Items from a dataset:
#####
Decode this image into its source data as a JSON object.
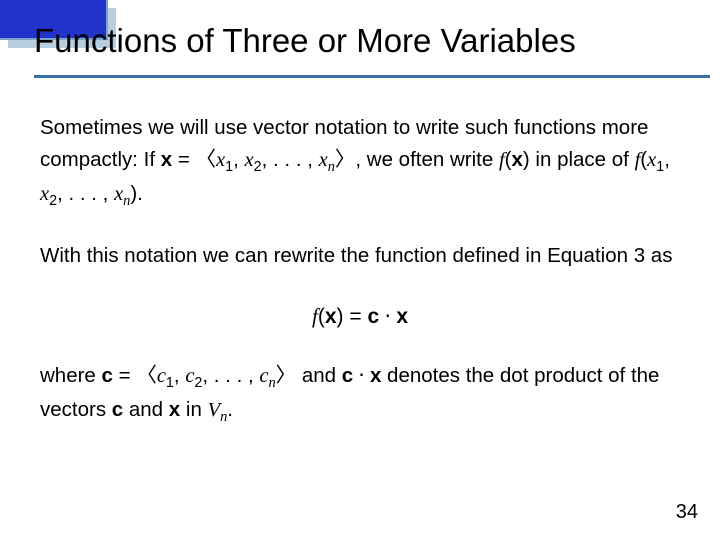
{
  "slide": {
    "title": "Functions of Three or More Variables",
    "page_number": "34"
  },
  "p1": {
    "t1": "Sometimes we will use vector notation to write such functions more compactly: If ",
    "xbold": "x",
    "eq": " = ",
    "lang": "〈",
    "x1": "x",
    "s1": "1",
    "c1": ", ",
    "x2": "x",
    "s2": "2",
    "c2": ", . . . , ",
    "xn": "x",
    "sn": "n",
    "rang": "〉",
    "t2": ", we often write ",
    "f1": "f",
    "lp1": "(",
    "xb2": "x",
    "rp1": ")",
    "t3": " in place of ",
    "f2": "f",
    "lp2": "(",
    "xa": "x",
    "sa": "1",
    "ca": ", ",
    "xb": "x",
    "sb": "2",
    "cb": ", . . . , ",
    "xc": "x",
    "sc": "n",
    "rp2": ")."
  },
  "p2": {
    "t1": "With this notation we can rewrite the function defined in Equation 3 as"
  },
  "eq": {
    "f": "f",
    "lp": "(",
    "x": "x",
    "rp": ")",
    "eq": " = ",
    "c": "c",
    "dot": " ⋅ ",
    "x2": "x"
  },
  "p3": {
    "t1": "where ",
    "c": "c",
    "eq": " = ",
    "lang": "〈",
    "c1": "c",
    "s1": "1",
    "cm1": ", ",
    "c2": "c",
    "s2": "2",
    "cm2": ", . . . , ",
    "cn": "c",
    "sn": "n",
    "rang": "〉",
    "t2": " and ",
    "cB": "c",
    "dot": " ⋅ ",
    "xB": "x",
    "t3": " denotes the dot product of the vectors ",
    "cC": "c",
    "t4": " and ",
    "xC": "x",
    "t5": " in ",
    "V": "V",
    "vn": "n",
    "t6": "."
  }
}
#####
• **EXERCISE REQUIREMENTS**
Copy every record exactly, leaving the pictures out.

• **RESPONSE FOR THIS EXERCISE**
Decode this image into its source data as a JSON object.
{
  "slide": {
    "title": "Functions of Three or More Variables",
    "page_number": "34"
  },
  "p1": {
    "t1": "Sometimes we will use vector notation to write such functions more compactly: If ",
    "xbold": "x",
    "eq": " = ",
    "lang": "〈",
    "x1": "x",
    "s1": "1",
    "c1": ", ",
    "x2": "x",
    "s2": "2",
    "c2": ", . . . , ",
    "xn": "x",
    "sn": "n",
    "rang": "〉",
    "t2": ", we often write ",
    "f1": "f",
    "lp1": "(",
    "xb2": "x",
    "rp1": ")",
    "t3": " in place of ",
    "f2": "f",
    "lp2": "(",
    "xa": "x",
    "sa": "1",
    "ca": ", ",
    "xb": "x",
    "sb": "2",
    "cb": ", . . . , ",
    "xc": "x",
    "sc": "n",
    "rp2": ")."
  },
  "p2": {
    "t1": "With this notation we can rewrite the function defined in Equation 3 as"
  },
  "eq": {
    "f": "f",
    "lp": "(",
    "x": "x",
    "rp": ")",
    "eq": " = ",
    "c": "c",
    "dot": " ⋅ ",
    "x2": "x"
  },
  "p3": {
    "t1": "where ",
    "c": "c",
    "eq": " = ",
    "lang": "〈",
    "c1": "c",
    "s1": "1",
    "cm1": ", ",
    "c2": "c",
    "s2": "2",
    "cm2": ", . . . , ",
    "cn": "c",
    "sn": "n",
    "rang": "〉",
    "t2": " and ",
    "cB": "c",
    "dot": " ⋅ ",
    "xB": "x",
    "t3": " denotes the dot product of the vectors ",
    "cC": "c",
    "t4": " and ",
    "xC": "x",
    "t5": " in ",
    "V": "V",
    "vn": "n",
    "t6": "."
  }
}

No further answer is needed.